(Excerpts from an interface dataset)
·····

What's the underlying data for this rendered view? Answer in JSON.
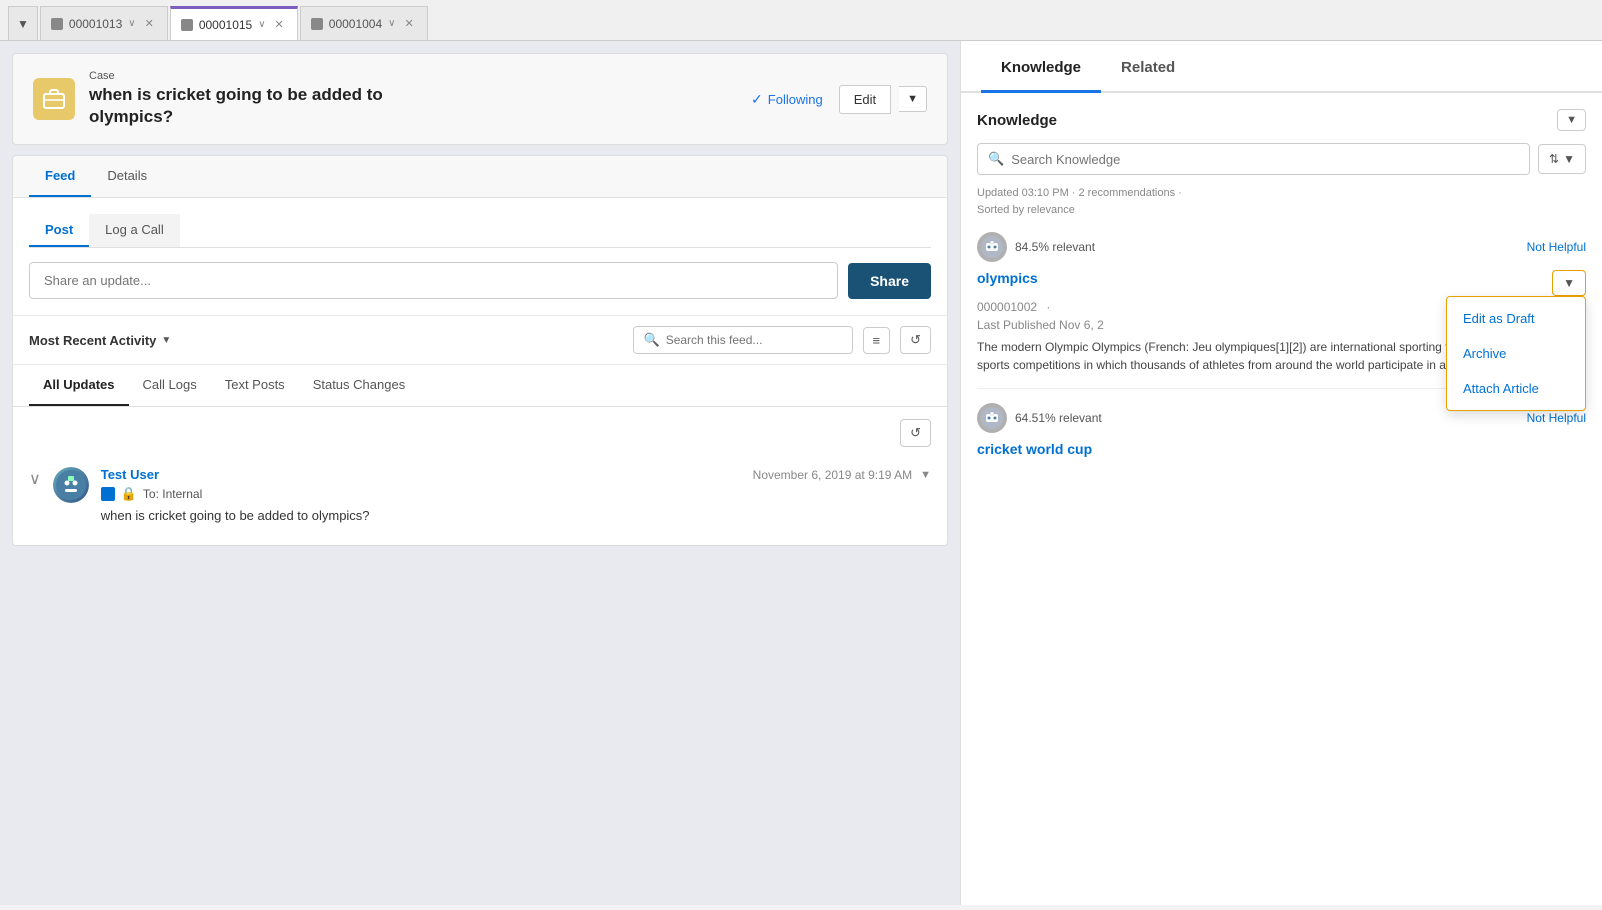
{
  "browser": {
    "dropdown_label": "▼",
    "tabs": [
      {
        "id": "tab-00001013",
        "label": "00001013",
        "active": false,
        "icon": "case-icon"
      },
      {
        "id": "tab-00001015",
        "label": "00001015",
        "active": true,
        "icon": "case-icon"
      },
      {
        "id": "tab-00001004",
        "label": "00001004",
        "active": false,
        "icon": "case-icon"
      }
    ]
  },
  "case": {
    "label": "Case",
    "title_line1": "when is cricket going to be added to",
    "title_line2": "olympics?",
    "following_label": "Following",
    "edit_label": "Edit"
  },
  "content_tabs": [
    {
      "label": "Feed",
      "active": true
    },
    {
      "label": "Details",
      "active": false
    }
  ],
  "post": {
    "tab_post": "Post",
    "tab_log": "Log a Call",
    "input_placeholder": "Share an update...",
    "share_label": "Share"
  },
  "feed": {
    "activity_label": "Most Recent Activity",
    "search_placeholder": "Search this feed...",
    "filter_icon_label": "≡",
    "refresh_icon_label": "↺",
    "filter_tabs": [
      {
        "label": "All Updates",
        "active": true
      },
      {
        "label": "Call Logs",
        "active": false
      },
      {
        "label": "Text Posts",
        "active": false
      },
      {
        "label": "Status Changes",
        "active": false
      }
    ],
    "item": {
      "user_name": "Test User",
      "timestamp": "November 6, 2019 at 9:19 AM",
      "to_label": "To: Internal",
      "message": "when is cricket going to be added to olympics?"
    }
  },
  "right_panel": {
    "tabs": [
      {
        "label": "Knowledge",
        "active": true
      },
      {
        "label": "Related",
        "active": false
      }
    ],
    "knowledge": {
      "section_title": "Knowledge",
      "search_placeholder": "Search Knowledge",
      "meta_updated": "Updated 03:10 PM · 2 recommendations ·",
      "meta_sorted": "Sorted by relevance",
      "item1": {
        "relevance": "84.5% relevant",
        "not_helpful": "Not Helpful",
        "article_title": "olympics",
        "article_id": "000001002",
        "last_published": "Last Published  Nov 6, 2",
        "excerpt": "The modern Olympic Olympics (French: Jeu olympiques[1][2]) are international sporting featuring summer and... sports competitions in which thousands of athletes from around the world participate in a variety of competitions.",
        "dropdown_options": [
          "Edit as Draft",
          "Archive",
          "Attach Article"
        ]
      },
      "item2": {
        "relevance": "64.51% relevant",
        "not_helpful": "Not Helpful",
        "article_title": "cricket world cup"
      }
    }
  }
}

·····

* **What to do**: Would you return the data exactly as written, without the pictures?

* **Written solution**:
What's the underlying data for this rendered view? Answer in JSON.
{
  "browser": {
    "dropdown_label": "▼",
    "tabs": [
      {
        "id": "tab-00001013",
        "label": "00001013",
        "active": false,
        "icon": "case-icon"
      },
      {
        "id": "tab-00001015",
        "label": "00001015",
        "active": true,
        "icon": "case-icon"
      },
      {
        "id": "tab-00001004",
        "label": "00001004",
        "active": false,
        "icon": "case-icon"
      }
    ]
  },
  "case": {
    "label": "Case",
    "title_line1": "when is cricket going to be added to",
    "title_line2": "olympics?",
    "following_label": "Following",
    "edit_label": "Edit"
  },
  "content_tabs": [
    {
      "label": "Feed",
      "active": true
    },
    {
      "label": "Details",
      "active": false
    }
  ],
  "post": {
    "tab_post": "Post",
    "tab_log": "Log a Call",
    "input_placeholder": "Share an update...",
    "share_label": "Share"
  },
  "feed": {
    "activity_label": "Most Recent Activity",
    "search_placeholder": "Search this feed...",
    "filter_icon_label": "≡",
    "refresh_icon_label": "↺",
    "filter_tabs": [
      {
        "label": "All Updates",
        "active": true
      },
      {
        "label": "Call Logs",
        "active": false
      },
      {
        "label": "Text Posts",
        "active": false
      },
      {
        "label": "Status Changes",
        "active": false
      }
    ],
    "item": {
      "user_name": "Test User",
      "timestamp": "November 6, 2019 at 9:19 AM",
      "to_label": "To: Internal",
      "message": "when is cricket going to be added to olympics?"
    }
  },
  "right_panel": {
    "tabs": [
      {
        "label": "Knowledge",
        "active": true
      },
      {
        "label": "Related",
        "active": false
      }
    ],
    "knowledge": {
      "section_title": "Knowledge",
      "search_placeholder": "Search Knowledge",
      "meta_updated": "Updated 03:10 PM · 2 recommendations ·",
      "meta_sorted": "Sorted by relevance",
      "item1": {
        "relevance": "84.5% relevant",
        "not_helpful": "Not Helpful",
        "article_title": "olympics",
        "article_id": "000001002",
        "last_published": "Last Published  Nov 6, 2",
        "excerpt": "The modern Olympic Olympics (French: Jeu olympiques[1][2]) are international sporting featuring summer and... sports competitions in which thousands of athletes from around the world participate in a variety of competitions.",
        "dropdown_options": [
          "Edit as Draft",
          "Archive",
          "Attach Article"
        ]
      },
      "item2": {
        "relevance": "64.51% relevant",
        "not_helpful": "Not Helpful",
        "article_title": "cricket world cup"
      }
    }
  }
}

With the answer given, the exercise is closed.